→ Work instructions:
Each record that follows goes into your reply unchanged; the pictures do not.

→ Input data:
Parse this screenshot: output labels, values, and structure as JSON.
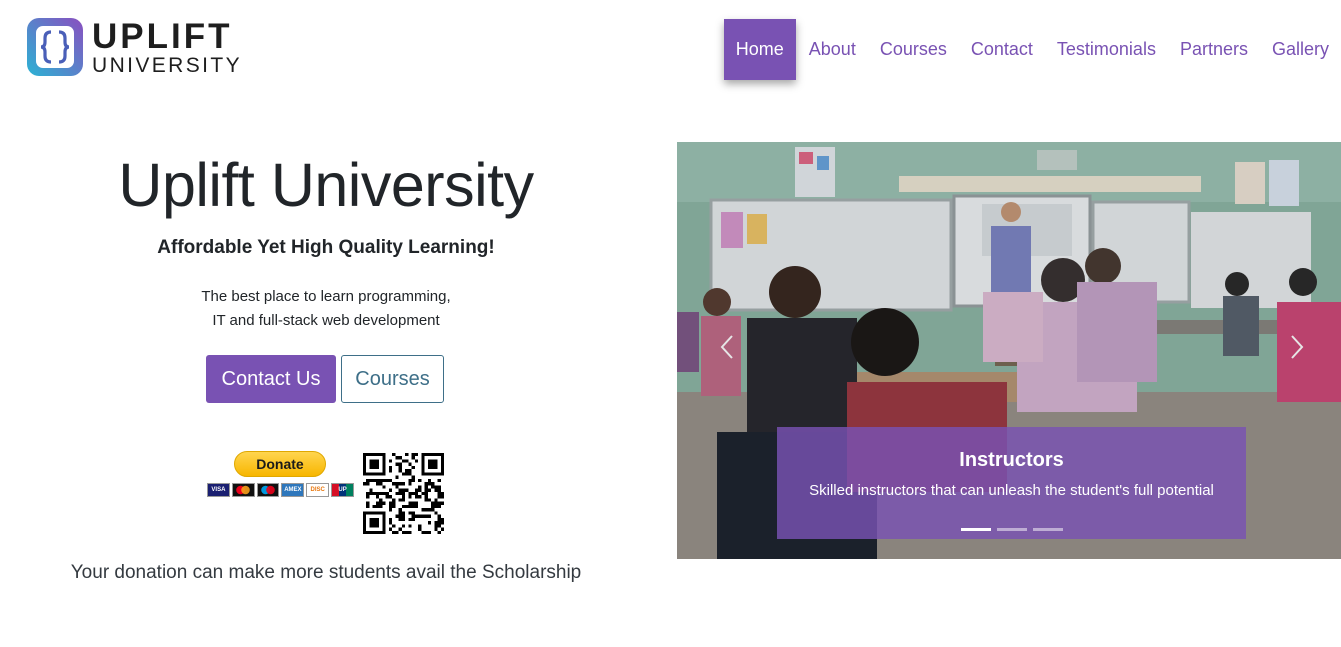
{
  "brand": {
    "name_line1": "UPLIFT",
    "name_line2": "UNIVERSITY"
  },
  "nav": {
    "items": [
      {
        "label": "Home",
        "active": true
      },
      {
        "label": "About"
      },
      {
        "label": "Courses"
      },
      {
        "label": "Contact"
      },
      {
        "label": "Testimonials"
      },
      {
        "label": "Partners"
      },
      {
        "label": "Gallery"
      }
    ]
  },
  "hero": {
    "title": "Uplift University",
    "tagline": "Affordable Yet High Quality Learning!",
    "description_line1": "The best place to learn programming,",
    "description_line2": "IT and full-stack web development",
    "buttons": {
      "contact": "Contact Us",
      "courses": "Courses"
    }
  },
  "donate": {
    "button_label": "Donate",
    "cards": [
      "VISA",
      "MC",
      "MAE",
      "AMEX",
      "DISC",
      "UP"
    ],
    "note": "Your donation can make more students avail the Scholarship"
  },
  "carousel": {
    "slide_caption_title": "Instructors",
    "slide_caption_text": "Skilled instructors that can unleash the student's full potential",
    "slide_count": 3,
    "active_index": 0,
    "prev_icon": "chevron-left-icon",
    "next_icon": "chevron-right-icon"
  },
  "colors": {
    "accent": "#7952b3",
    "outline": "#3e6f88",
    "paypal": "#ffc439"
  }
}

→ Solution to this task:
Parse this screenshot: output labels, values, and structure as JSON.
{
  "brand": {
    "name_line1": "UPLIFT",
    "name_line2": "UNIVERSITY"
  },
  "nav": {
    "items": [
      {
        "label": "Home",
        "active": true
      },
      {
        "label": "About"
      },
      {
        "label": "Courses"
      },
      {
        "label": "Contact"
      },
      {
        "label": "Testimonials"
      },
      {
        "label": "Partners"
      },
      {
        "label": "Gallery"
      }
    ]
  },
  "hero": {
    "title": "Uplift University",
    "tagline": "Affordable Yet High Quality Learning!",
    "description_line1": "The best place to learn programming,",
    "description_line2": "IT and full-stack web development",
    "buttons": {
      "contact": "Contact Us",
      "courses": "Courses"
    }
  },
  "donate": {
    "button_label": "Donate",
    "cards": [
      "VISA",
      "MC",
      "MAE",
      "AMEX",
      "DISC",
      "UP"
    ],
    "note": "Your donation can make more students avail the Scholarship"
  },
  "carousel": {
    "slide_caption_title": "Instructors",
    "slide_caption_text": "Skilled instructors that can unleash the student's full potential",
    "slide_count": 3,
    "active_index": 0,
    "prev_icon": "chevron-left-icon",
    "next_icon": "chevron-right-icon"
  },
  "colors": {
    "accent": "#7952b3",
    "outline": "#3e6f88",
    "paypal": "#ffc439"
  }
}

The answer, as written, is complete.